AIM OF THE EXERCISE:
Your copy should match the entries below exactly, apart from the images.

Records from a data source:
--------------------------------

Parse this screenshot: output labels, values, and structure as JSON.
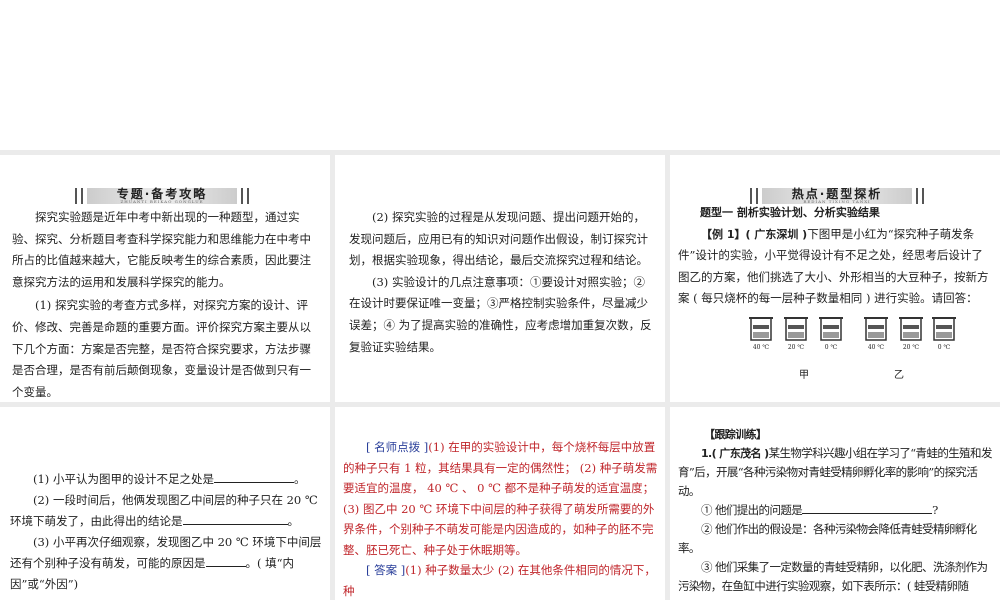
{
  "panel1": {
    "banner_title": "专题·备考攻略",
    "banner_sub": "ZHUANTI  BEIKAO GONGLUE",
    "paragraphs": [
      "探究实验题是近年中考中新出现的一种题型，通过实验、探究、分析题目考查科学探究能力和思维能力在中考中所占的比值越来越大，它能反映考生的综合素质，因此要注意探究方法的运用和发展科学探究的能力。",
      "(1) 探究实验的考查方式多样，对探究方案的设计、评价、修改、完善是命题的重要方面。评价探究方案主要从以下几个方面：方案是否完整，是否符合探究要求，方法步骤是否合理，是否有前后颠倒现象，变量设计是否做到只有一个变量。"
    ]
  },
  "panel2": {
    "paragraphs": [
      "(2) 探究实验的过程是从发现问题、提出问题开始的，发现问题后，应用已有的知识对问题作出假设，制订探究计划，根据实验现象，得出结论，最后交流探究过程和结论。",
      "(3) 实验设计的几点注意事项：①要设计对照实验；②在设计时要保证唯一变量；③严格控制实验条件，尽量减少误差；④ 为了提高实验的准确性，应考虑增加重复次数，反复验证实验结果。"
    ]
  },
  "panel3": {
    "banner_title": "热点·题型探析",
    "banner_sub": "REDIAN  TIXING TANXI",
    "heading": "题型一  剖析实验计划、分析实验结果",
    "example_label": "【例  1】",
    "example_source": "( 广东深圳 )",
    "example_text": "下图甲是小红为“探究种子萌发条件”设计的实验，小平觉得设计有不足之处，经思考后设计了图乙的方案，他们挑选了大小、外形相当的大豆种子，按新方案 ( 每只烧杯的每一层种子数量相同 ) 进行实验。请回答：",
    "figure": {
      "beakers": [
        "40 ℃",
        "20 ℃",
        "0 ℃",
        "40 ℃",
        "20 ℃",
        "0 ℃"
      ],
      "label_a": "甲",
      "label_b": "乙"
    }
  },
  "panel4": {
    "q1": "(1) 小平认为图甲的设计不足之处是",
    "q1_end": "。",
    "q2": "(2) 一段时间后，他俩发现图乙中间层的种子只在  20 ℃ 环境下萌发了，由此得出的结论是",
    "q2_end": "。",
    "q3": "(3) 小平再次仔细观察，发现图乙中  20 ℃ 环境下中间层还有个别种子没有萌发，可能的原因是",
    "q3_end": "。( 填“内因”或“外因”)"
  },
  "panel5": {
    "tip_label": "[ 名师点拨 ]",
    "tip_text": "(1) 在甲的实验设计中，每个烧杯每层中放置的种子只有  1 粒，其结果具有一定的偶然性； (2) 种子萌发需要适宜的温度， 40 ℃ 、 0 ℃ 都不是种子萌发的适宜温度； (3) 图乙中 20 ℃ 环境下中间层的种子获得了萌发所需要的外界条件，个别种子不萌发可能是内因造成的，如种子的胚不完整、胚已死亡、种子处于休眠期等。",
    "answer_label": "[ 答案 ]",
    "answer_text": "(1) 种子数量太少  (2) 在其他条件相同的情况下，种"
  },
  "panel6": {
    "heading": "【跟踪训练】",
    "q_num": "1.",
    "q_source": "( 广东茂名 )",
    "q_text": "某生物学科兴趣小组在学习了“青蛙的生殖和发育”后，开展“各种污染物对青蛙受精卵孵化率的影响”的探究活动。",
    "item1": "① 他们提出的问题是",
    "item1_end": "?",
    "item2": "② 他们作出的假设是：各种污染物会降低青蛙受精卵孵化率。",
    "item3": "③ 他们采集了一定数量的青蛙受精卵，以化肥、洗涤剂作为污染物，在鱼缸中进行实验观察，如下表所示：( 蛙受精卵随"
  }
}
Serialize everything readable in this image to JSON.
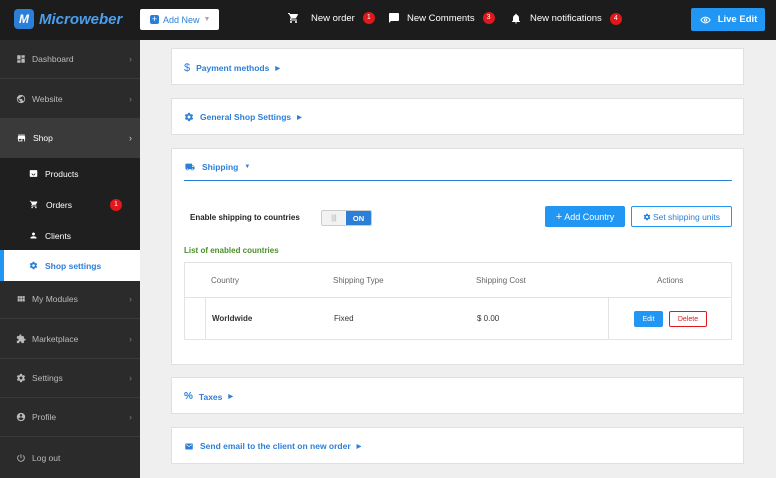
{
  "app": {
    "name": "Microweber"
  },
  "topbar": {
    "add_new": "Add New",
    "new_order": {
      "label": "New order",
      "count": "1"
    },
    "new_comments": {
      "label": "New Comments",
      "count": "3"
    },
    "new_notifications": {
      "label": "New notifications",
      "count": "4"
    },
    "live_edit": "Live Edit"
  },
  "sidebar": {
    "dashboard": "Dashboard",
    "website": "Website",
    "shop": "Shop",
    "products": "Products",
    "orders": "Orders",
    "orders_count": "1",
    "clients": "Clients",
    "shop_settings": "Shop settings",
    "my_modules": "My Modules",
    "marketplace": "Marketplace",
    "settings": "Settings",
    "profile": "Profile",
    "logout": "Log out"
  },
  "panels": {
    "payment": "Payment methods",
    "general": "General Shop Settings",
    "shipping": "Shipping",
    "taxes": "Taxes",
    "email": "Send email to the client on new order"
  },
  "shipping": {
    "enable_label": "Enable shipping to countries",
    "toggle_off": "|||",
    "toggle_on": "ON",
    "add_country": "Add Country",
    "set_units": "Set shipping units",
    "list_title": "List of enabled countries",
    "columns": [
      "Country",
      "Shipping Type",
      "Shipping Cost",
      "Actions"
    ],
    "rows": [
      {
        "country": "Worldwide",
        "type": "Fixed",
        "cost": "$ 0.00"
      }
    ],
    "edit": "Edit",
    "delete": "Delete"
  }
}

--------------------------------

EXERCISE OUTPUT:
Parse this screenshot: output labels, values, and structure as JSON.
{
  "panel1": {
    "banner_title": "专题·备考攻略",
    "banner_sub": "ZHUANTI  BEIKAO GONGLUE",
    "paragraphs": [
      "探究实验题是近年中考中新出现的一种题型，通过实验、探究、分析题目考查科学探究能力和思维能力在中考中所占的比值越来越大，它能反映考生的综合素质，因此要注意探究方法的运用和发展科学探究的能力。",
      "(1) 探究实验的考查方式多样，对探究方案的设计、评价、修改、完善是命题的重要方面。评价探究方案主要从以下几个方面：方案是否完整，是否符合探究要求，方法步骤是否合理，是否有前后颠倒现象，变量设计是否做到只有一个变量。"
    ]
  },
  "panel2": {
    "paragraphs": [
      "(2) 探究实验的过程是从发现问题、提出问题开始的，发现问题后，应用已有的知识对问题作出假设，制订探究计划，根据实验现象，得出结论，最后交流探究过程和结论。",
      "(3) 实验设计的几点注意事项：①要设计对照实验；②在设计时要保证唯一变量；③严格控制实验条件，尽量减少误差；④ 为了提高实验的准确性，应考虑增加重复次数，反复验证实验结果。"
    ]
  },
  "panel3": {
    "banner_title": "热点·题型探析",
    "banner_sub": "REDIAN  TIXING TANXI",
    "heading": "题型一  剖析实验计划、分析实验结果",
    "example_label": "【例  1】",
    "example_source": "( 广东深圳 )",
    "example_text": "下图甲是小红为“探究种子萌发条件”设计的实验，小平觉得设计有不足之处，经思考后设计了图乙的方案，他们挑选了大小、外形相当的大豆种子，按新方案 ( 每只烧杯的每一层种子数量相同 ) 进行实验。请回答：",
    "figure": {
      "beakers": [
        "40 ℃",
        "20 ℃",
        "0 ℃",
        "40 ℃",
        "20 ℃",
        "0 ℃"
      ],
      "label_a": "甲",
      "label_b": "乙"
    }
  },
  "panel4": {
    "q1": "(1) 小平认为图甲的设计不足之处是",
    "q1_end": "。",
    "q2": "(2) 一段时间后，他俩发现图乙中间层的种子只在  20 ℃ 环境下萌发了，由此得出的结论是",
    "q2_end": "。",
    "q3": "(3) 小平再次仔细观察，发现图乙中  20 ℃ 环境下中间层还有个别种子没有萌发，可能的原因是",
    "q3_end": "。( 填“内因”或“外因”)"
  },
  "panel5": {
    "tip_label": "[ 名师点拨 ]",
    "tip_text": "(1) 在甲的实验设计中，每个烧杯每层中放置的种子只有  1 粒，其结果具有一定的偶然性； (2) 种子萌发需要适宜的温度， 40 ℃ 、 0 ℃ 都不是种子萌发的适宜温度； (3) 图乙中 20 ℃ 环境下中间层的种子获得了萌发所需要的外界条件，个别种子不萌发可能是内因造成的，如种子的胚不完整、胚已死亡、种子处于休眠期等。",
    "answer_label": "[ 答案 ]",
    "answer_text": "(1) 种子数量太少  (2) 在其他条件相同的情况下，种"
  },
  "panel6": {
    "heading": "【跟踪训练】",
    "q_num": "1.",
    "q_source": "( 广东茂名 )",
    "q_text": "某生物学科兴趣小组在学习了“青蛙的生殖和发育”后，开展“各种污染物对青蛙受精卵孵化率的影响”的探究活动。",
    "item1": "① 他们提出的问题是",
    "item1_end": "?",
    "item2": "② 他们作出的假设是：各种污染物会降低青蛙受精卵孵化率。",
    "item3": "③ 他们采集了一定数量的青蛙受精卵，以化肥、洗涤剂作为污染物，在鱼缸中进行实验观察，如下表所示：( 蛙受精卵随"
  }
}
Serialize everything readable in this image to JSON.
{
  "app": {
    "name": "Microweber"
  },
  "topbar": {
    "add_new": "Add New",
    "new_order": {
      "label": "New order",
      "count": "1"
    },
    "new_comments": {
      "label": "New Comments",
      "count": "3"
    },
    "new_notifications": {
      "label": "New notifications",
      "count": "4"
    },
    "live_edit": "Live Edit"
  },
  "sidebar": {
    "dashboard": "Dashboard",
    "website": "Website",
    "shop": "Shop",
    "products": "Products",
    "orders": "Orders",
    "orders_count": "1",
    "clients": "Clients",
    "shop_settings": "Shop settings",
    "my_modules": "My Modules",
    "marketplace": "Marketplace",
    "settings": "Settings",
    "profile": "Profile",
    "logout": "Log out"
  },
  "panels": {
    "payment": "Payment methods",
    "general": "General Shop Settings",
    "shipping": "Shipping",
    "taxes": "Taxes",
    "email": "Send email to the client on new order"
  },
  "shipping": {
    "enable_label": "Enable shipping to countries",
    "toggle_off": "|||",
    "toggle_on": "ON",
    "add_country": "Add Country",
    "set_units": "Set shipping units",
    "list_title": "List of enabled countries",
    "columns": [
      "Country",
      "Shipping Type",
      "Shipping Cost",
      "Actions"
    ],
    "rows": [
      {
        "country": "Worldwide",
        "type": "Fixed",
        "cost": "$ 0.00"
      }
    ],
    "edit": "Edit",
    "delete": "Delete"
  }
}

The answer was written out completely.